During the recent meeting of the European Society of Radiotherapy and Oncology, there was a focus on the treatment of complex skin cancer targets using radiation therapy. Several treatment modalities were discussed in some detail, including brachytherapy, electrons, VMAT, and superficial and orthovoltage treatment.
In particular, the presentation from Dr. Elizabeth Barnes on November 28, 2020, provided a discussion about treatment selection criteria and highlighted cases where she concluded that superficial and orthovoltage treatment was clinically appropriate. Many radiation oncologists and dermatologists often do not see a role for superficial and orthovoltage treatments when compared to other modalities.
Dr. Barnes briefly covered her rationale in choosing one treatment modality over another for treating certain types of non-melanoma skin cancer. She highlighted the reduced penumbra with kV treatments, which leads to a reduced clinical margin, thereby sparing the volume of normal tissue that is treated.
Dr. Barnes highlighted various cases and discussed the selection of treatment:
- A lower eyelid BCC, which she elected to treat with kV photons due to the ease of eye shielding with kV compared with electrons
- A 100-year-old lady who had a SCC on her right temple who was treated with kV because this modality allowed her to be treated in her wheelchair rather than having to transfer onto the LINAC couch. The patient also had difficulties in tolerating a mask and kV allowed her to be treated without the need for one.
- A 75-year-old patient with a small BCC on the nasal ala who was treated with kV as it allowed a small field due to the reduced margin needed with kV compared with electrons.
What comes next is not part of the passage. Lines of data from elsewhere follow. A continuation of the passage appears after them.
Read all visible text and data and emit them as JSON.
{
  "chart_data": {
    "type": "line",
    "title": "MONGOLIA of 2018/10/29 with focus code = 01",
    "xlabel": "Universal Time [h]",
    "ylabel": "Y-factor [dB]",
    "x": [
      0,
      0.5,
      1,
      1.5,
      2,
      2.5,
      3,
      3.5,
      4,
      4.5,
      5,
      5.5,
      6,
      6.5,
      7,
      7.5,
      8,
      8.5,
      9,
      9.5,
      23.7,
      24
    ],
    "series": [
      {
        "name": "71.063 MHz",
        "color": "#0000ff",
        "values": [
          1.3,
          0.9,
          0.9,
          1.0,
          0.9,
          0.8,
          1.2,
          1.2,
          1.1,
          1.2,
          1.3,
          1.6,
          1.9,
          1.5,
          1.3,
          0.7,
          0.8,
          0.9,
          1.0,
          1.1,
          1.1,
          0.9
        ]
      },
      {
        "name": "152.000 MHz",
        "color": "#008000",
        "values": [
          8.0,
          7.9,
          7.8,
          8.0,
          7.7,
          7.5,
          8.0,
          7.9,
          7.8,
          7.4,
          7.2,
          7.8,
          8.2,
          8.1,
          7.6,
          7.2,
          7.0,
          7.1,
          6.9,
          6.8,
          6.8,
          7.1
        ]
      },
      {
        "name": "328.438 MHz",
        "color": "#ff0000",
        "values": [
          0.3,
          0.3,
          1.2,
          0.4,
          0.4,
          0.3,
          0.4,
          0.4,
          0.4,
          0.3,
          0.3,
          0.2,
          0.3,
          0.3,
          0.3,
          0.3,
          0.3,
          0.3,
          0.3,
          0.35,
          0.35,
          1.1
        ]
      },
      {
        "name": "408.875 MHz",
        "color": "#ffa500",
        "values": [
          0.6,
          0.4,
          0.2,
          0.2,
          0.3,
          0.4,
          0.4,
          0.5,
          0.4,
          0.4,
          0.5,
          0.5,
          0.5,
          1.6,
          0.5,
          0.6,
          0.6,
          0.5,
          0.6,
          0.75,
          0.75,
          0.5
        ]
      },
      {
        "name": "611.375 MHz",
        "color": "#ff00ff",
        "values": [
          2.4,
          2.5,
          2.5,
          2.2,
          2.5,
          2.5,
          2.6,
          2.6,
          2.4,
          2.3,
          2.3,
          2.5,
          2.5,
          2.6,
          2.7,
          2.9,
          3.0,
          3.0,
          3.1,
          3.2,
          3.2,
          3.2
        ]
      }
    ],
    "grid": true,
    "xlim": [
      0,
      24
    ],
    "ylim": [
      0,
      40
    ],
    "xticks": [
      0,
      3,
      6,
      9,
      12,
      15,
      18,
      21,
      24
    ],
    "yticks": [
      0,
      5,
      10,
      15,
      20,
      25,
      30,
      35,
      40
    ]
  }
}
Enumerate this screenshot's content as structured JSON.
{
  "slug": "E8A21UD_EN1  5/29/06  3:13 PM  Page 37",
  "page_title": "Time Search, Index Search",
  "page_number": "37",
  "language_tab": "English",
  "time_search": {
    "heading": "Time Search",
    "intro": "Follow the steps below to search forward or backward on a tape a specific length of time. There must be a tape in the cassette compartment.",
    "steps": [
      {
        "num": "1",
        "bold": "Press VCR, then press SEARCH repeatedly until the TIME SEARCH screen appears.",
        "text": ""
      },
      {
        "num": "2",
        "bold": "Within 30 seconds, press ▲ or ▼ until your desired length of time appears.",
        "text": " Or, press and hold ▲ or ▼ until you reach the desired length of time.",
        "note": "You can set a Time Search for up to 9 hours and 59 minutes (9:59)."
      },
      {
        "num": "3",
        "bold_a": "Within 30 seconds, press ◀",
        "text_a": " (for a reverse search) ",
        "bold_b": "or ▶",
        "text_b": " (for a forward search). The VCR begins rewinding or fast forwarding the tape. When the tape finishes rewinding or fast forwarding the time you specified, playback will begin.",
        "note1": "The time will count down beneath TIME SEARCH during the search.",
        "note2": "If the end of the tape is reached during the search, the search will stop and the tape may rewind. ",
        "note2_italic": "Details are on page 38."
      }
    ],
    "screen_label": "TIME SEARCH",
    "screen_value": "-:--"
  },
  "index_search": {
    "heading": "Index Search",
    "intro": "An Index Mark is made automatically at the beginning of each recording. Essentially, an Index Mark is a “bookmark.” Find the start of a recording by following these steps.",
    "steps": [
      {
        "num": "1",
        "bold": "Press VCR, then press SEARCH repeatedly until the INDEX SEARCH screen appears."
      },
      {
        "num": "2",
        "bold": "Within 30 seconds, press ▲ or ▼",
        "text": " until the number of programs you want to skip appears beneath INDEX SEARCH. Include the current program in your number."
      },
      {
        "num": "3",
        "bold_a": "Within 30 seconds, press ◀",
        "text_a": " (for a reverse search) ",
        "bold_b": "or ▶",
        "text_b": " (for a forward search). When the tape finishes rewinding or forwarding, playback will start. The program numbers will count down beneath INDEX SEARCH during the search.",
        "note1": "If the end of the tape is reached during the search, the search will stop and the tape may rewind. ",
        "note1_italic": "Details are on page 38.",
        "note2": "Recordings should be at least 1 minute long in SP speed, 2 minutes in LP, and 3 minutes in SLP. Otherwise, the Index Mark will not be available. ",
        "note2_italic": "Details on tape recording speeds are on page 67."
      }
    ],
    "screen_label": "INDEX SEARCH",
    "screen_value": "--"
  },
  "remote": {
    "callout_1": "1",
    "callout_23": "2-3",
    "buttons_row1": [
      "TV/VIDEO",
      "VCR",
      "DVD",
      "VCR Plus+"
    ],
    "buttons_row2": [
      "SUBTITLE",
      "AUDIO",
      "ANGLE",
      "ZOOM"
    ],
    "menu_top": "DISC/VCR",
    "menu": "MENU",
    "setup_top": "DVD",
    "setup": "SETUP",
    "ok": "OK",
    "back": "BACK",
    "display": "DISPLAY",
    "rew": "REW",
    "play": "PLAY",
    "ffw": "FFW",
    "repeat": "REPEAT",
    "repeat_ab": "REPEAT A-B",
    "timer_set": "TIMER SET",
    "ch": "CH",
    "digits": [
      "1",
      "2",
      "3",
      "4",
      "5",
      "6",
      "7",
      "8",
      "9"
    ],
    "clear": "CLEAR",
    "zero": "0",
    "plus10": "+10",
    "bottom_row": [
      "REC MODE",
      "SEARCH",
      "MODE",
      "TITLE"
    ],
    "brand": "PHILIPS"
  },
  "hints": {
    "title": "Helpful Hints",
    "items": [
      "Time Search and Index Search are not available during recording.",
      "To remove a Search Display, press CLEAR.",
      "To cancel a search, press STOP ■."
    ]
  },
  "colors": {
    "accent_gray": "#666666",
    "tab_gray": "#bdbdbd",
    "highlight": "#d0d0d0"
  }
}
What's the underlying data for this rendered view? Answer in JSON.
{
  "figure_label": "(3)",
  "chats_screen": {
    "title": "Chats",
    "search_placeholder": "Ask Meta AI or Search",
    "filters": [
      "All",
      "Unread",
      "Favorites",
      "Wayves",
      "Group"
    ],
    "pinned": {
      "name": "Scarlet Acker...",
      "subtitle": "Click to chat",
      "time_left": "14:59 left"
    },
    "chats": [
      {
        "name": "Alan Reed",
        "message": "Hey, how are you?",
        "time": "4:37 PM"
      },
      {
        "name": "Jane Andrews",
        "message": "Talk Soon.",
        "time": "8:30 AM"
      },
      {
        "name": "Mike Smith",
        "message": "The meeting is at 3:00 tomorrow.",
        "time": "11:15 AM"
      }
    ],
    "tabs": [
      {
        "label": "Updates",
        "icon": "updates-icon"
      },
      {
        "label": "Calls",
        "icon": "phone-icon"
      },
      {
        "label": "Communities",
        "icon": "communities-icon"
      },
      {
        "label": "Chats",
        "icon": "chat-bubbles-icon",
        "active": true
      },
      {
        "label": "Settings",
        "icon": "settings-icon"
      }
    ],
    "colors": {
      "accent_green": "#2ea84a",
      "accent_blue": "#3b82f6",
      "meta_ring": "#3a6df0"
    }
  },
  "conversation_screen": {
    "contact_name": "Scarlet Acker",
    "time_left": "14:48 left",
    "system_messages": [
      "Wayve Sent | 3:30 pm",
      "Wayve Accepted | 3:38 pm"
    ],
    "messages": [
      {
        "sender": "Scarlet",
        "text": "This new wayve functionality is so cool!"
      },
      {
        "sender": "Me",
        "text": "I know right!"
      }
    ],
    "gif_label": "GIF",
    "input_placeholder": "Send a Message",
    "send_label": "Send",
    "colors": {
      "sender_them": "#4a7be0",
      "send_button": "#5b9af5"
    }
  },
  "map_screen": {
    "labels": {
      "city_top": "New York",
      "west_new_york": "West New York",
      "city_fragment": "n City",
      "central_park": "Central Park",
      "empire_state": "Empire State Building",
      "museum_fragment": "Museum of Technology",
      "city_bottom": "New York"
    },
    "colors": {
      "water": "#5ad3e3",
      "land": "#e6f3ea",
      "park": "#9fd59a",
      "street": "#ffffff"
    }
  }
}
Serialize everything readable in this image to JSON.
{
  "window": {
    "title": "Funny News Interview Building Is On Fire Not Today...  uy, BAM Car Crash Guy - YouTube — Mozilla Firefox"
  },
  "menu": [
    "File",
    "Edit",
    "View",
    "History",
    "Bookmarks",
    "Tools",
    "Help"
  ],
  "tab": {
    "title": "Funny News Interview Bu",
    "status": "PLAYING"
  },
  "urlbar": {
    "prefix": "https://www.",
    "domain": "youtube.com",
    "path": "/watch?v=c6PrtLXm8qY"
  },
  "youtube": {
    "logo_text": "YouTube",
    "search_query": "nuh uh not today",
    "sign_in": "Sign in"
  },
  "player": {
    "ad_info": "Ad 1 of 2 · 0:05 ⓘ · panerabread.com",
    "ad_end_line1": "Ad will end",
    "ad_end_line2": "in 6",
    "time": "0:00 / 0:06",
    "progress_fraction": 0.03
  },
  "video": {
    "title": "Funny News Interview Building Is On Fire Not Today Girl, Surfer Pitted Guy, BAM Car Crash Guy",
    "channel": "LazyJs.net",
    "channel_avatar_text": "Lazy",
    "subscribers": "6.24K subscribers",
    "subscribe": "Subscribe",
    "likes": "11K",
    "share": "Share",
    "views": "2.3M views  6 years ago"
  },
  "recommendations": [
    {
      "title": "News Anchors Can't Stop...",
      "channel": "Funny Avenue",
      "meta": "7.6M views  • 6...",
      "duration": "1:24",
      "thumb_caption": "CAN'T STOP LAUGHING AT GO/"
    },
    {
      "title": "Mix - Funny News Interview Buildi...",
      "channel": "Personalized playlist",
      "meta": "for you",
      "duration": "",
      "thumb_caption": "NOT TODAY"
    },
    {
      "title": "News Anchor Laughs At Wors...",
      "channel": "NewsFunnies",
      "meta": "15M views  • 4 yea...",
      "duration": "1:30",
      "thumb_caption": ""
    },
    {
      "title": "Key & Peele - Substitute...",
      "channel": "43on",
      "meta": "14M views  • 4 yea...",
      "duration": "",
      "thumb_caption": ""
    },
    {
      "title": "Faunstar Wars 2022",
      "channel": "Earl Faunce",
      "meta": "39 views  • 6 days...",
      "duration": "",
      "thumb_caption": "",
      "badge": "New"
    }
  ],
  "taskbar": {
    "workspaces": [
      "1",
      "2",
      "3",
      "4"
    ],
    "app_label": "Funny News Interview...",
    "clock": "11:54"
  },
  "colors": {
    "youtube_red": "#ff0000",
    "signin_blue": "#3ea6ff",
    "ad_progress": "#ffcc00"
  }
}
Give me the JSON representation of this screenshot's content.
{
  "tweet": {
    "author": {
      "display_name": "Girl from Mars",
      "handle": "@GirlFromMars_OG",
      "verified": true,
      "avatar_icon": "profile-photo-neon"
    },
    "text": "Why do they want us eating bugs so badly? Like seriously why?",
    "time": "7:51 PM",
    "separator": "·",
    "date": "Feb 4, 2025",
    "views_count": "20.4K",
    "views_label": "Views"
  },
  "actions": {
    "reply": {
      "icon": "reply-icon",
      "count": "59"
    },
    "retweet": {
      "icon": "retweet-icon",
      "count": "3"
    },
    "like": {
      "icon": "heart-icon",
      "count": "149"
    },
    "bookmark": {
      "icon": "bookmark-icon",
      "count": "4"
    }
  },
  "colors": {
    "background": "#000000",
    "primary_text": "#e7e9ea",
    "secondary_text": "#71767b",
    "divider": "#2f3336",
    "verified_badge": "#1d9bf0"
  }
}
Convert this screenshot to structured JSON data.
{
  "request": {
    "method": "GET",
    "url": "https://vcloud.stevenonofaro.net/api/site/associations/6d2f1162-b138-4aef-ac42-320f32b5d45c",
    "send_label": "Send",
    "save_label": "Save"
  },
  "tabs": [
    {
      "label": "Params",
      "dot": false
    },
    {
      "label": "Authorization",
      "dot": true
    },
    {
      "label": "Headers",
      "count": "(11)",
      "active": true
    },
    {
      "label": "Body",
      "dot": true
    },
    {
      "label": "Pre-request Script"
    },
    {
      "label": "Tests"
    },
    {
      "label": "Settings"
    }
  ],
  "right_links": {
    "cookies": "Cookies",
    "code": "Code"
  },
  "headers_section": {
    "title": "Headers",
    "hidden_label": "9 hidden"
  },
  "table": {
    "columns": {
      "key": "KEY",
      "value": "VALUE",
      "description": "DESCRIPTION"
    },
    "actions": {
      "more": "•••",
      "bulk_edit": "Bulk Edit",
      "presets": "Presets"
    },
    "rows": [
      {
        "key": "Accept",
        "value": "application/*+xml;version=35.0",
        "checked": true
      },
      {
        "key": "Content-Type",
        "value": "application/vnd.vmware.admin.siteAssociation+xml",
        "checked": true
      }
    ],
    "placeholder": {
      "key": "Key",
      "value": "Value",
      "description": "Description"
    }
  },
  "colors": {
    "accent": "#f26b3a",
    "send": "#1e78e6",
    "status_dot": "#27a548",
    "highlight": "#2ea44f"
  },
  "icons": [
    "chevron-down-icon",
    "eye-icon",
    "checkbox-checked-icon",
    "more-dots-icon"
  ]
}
Besides providing treatment for non-melanoma skin cancer, superficial and orthovoltage radiation therapy can also be used to treat hypoproliferative benign diseases such as keloid scarring, Dupuytren’s Contracture, and Ledderhose Disease, as well as provide palliation for secondary lesions.